### Source data
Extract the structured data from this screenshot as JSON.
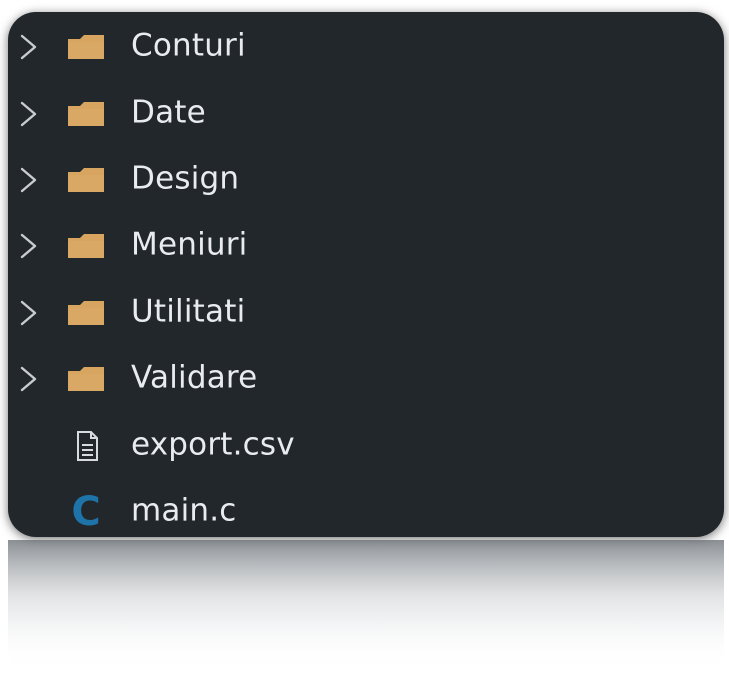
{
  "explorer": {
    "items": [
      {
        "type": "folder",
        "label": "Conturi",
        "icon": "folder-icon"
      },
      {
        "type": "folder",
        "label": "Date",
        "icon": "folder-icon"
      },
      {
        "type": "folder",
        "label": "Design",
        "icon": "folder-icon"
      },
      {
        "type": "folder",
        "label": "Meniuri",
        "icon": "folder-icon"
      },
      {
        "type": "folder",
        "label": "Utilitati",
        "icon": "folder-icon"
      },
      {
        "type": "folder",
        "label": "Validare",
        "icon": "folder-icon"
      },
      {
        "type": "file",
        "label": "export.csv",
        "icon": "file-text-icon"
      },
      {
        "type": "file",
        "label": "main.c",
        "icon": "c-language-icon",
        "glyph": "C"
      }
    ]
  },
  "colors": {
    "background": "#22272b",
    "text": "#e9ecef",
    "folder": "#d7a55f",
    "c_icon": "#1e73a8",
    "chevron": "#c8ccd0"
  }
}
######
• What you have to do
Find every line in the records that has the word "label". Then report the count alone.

• Exercise result
8